Take my case. What right did I have to blame my mom for having a severely limited repertoire, given that she was an ignorant, peasant woman suddenly transported to Manhattan, via Holocaust-torn Central Europe? If we’d stayed in that place where you could only survive by trading in the black market, she’d have been the mother of the year, because she was great at that. She kept us alive with that.
It cuts even deeper than this. There’s a profound moral to this story:
The millennia of unchanging rural life when parents really could pass on to their kids everything they needed to function effectively as adults have been over for at least 200 years
Life is all about learning
The more you learn the better off you are
The faster you become aware of your areas of ignorance and misinformation, the better off you are
Once you’re out of elementary school, it’s up to you to take responsibility for what you learn. If you want to know something, you have to hunt it down and find a way to master it.
If you need to learn something, start now. Don’t look back. Look forward.
And understand the learning curve:
Learning only seems hard because at first progress is slow. But it’s not hard because you’re stupid or because the subject matter is too hard. It seems hard because that’s the way learning goes. Discomfort turns into comfort. Unfamiliarity turns into familiarity. Difficulty turns into mastery. You’re actually on a kind of up-turning roller coaster! Hop on, take the ride, don’t worry about your progress, and you’ll slide up to master before you know it.
That’s how people who have good lives approach things.
Or you could blame your parents.

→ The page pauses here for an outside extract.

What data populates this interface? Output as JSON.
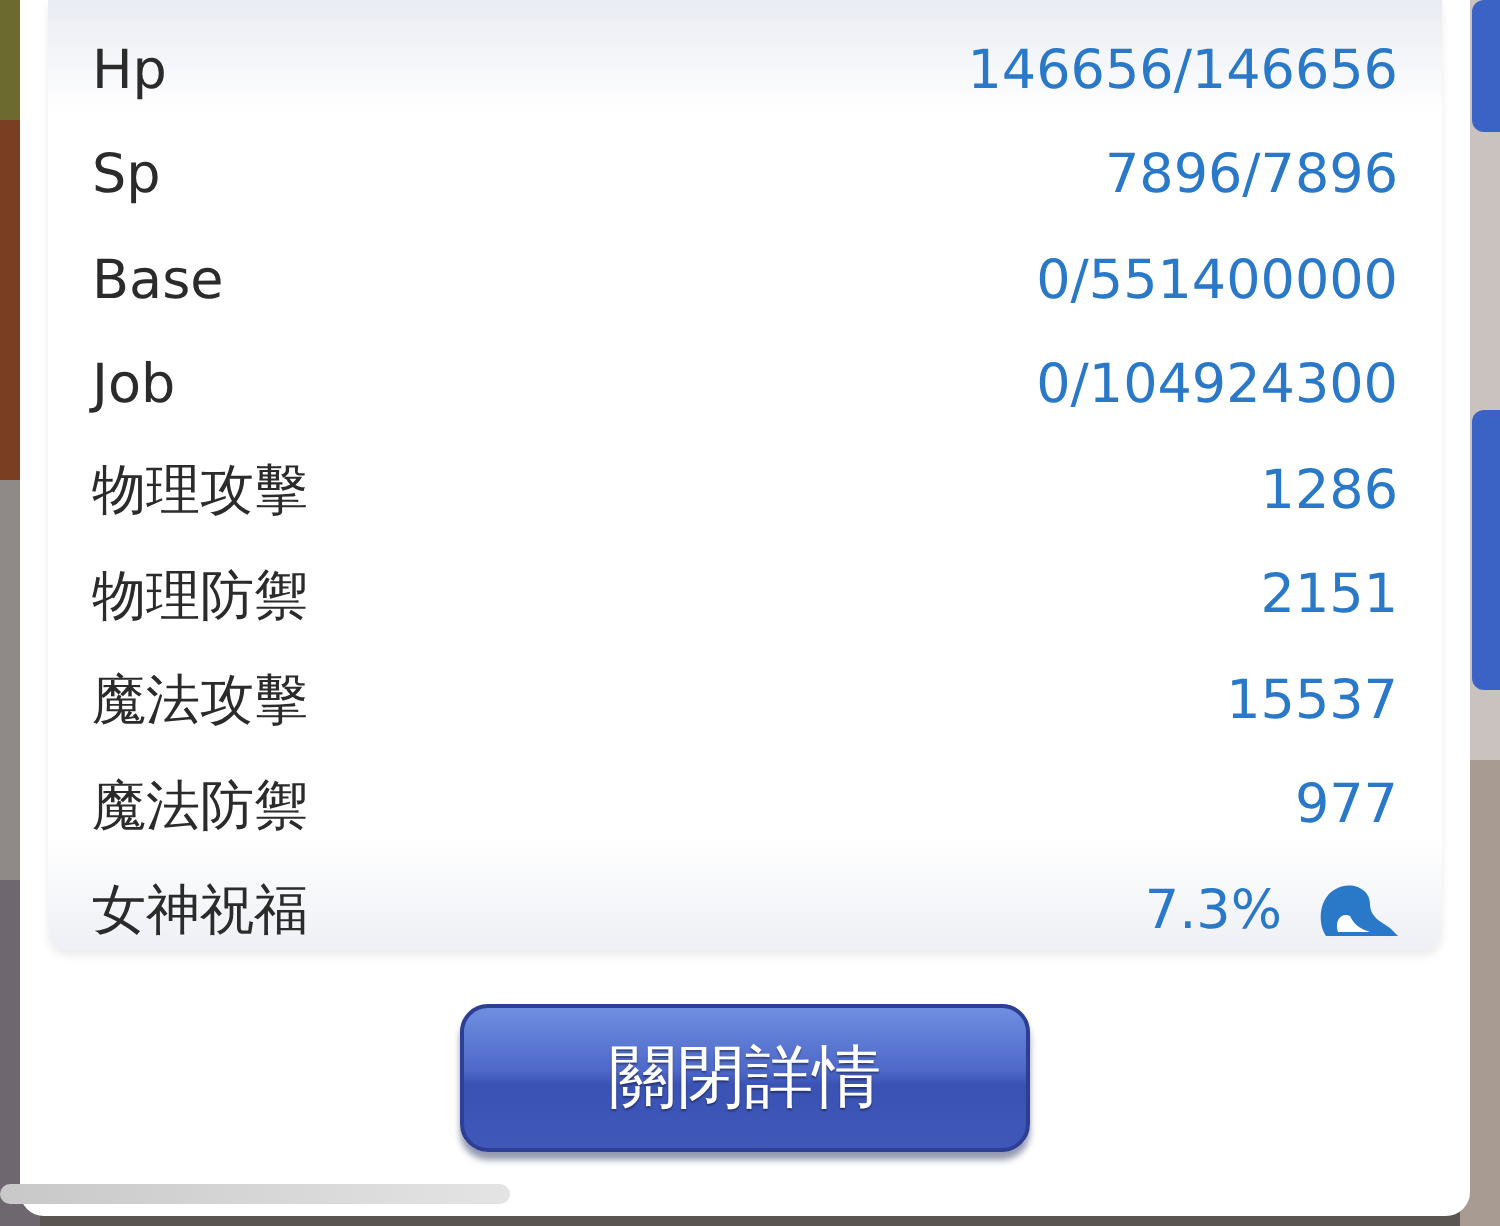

Why Couples Fight is offering you a way to have a better life on a silver platter.
NOTE: Everything I’ve said here applies to the roughly 97.5 percent of parents who
are what statisticians would call two standard deviations from the mean in terms of
being dysfunctional. These are the parents where you are getting into the territory not
of “stuff people know and stuff people don’t know,” but of diagnosable psychiatric
disorders. Parents who are f--ked up. Not parents who are limited but parents who
shouldn’t be parents.
In situations like this, where growing up in this household is a true nightmare, saying
“don’t blame your parents” seems too glib. It’s true that as the children of such parents
find their way to health they also find their way to let go of blame, but only because
they ultimately realize blame is hurting themselves more than anyone else. But if
you’re the adult child of such parents and you find the message in this post simplistic
to the point of being offensive, I understand and I apologize. It wasn’t aimed at you.